AddictionAlcohol AddictionDrug Addictiontwo men talking about how to help a loved one find treatment

When a loved one is struggling with addiction, it can be hard to watch. Knowing that they need to ultimately decide to get help themselves can weigh heavily on a person, but figuring out how to help a loved one find treatment is something you can do. Presenting them with research, options, and support will go a long way in their recovery process.

First and Foremost

Emotions can run high between family members when loved ones try to help the person dealing with addiction get help. Drastic measures are sometimes taken and often end up at extreme ends of the spectrum. Some families threaten to cut off support. Others try to put the pieces back together for the family member that needs help. Neither of these options ends up working out well for any of the family members. So it’s important to remember to keep your emotions in check, to be firm but loving, and to listen to the one battling the addiction and treat them fairly. Working to minimize temptations and triggers for your loved one and setting healthy boundaries for yourself are two ways to help without enabling.

Identifying Addiction

When it comes to how to help a loved one find treatment, you have to first be able to determine that something is wrong. These are behaviors to be watching for:

  • Signs of depression
  • Severe changes in priorities, habits, or interests
  • An increase in troublemaking, dangerous activities, or illegal involvement
  • Financial problems
  • Mood changes, especially sudden ones including increased irritability or aggression
  • Extreme lethargy or sleeping more often
  • Drastic changes in physical appearance, eating habits, or lifestyle

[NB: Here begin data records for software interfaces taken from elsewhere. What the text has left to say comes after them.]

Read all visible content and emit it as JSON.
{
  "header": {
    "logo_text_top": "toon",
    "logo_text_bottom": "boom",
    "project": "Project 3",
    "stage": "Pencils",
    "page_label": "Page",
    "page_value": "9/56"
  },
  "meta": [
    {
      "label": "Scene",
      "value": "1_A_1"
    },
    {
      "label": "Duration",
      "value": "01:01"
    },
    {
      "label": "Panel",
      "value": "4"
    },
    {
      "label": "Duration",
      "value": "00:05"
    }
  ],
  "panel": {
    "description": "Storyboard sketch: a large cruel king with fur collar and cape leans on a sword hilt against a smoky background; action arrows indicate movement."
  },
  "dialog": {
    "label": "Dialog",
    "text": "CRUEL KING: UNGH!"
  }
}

Becoming Educated on Forms of Treatment

Once you recognize that your loved one needs help, but before you approach them with your thoughts and offers of support, you need to do some research. Approaching them without doing your homework can backfire. Knowing that they might deny they have a problem can help you be prepared for that scenario. Researching the different options for rehab centers, the types of help offered, and the process of going through treatment are all critical to understanding how to help your loved one.

Facing any problem without offering solutions is just complaining. Help avoid our loved one feeling nagged or ganged up on by also offering solutions on how they can get better and overcome their addiction. However, don’t rush into this information either. Offer it up as, “Now that we’ve talked about your addiction, I wanted to let you know I did some research on ways for you to beat it. I’m here to talk when you’re ready.” You can also leave them with any brochures you collected or notes you took.

Approaching Your Loved One

As stated before, remember to approach your loved one gently. Offer your ear and let them talk. Try to listen without being judgemental. You can ask questions that guide the conversation and keep it going if it stalls or your loved one becomes hesitant, but avoid being pushy. Just opening up the lines of communication and letting them know you are there for them is a good start. Here are some suggested things to say during your conversation:

  • I’ve been worried about you lately. How are you doing?
  • How can I best support you right now?
  • Have you considered seeking help?
  • You’re not alone, even when it feels that way.

The most important thing to remember is that your job is to provide support and listen. You’re opening up the door, so they trust you to help them get the help they need. The goal is for them to seek help eventually. Once you’ve figured out how to help a loved one find treatment, be sure to be encouraging during the process and follow up on their recovery.

When it’s Time to Get Help

When you’ve worked out how to help a loved one find treatment, it’s up to them to get help. When they ready to seek out help for their addiction, Serenity Light Recovery is here to help. Call us at 855.658.6109 or visit our website to learn more about our programs and how we can help get them on the path to recovery.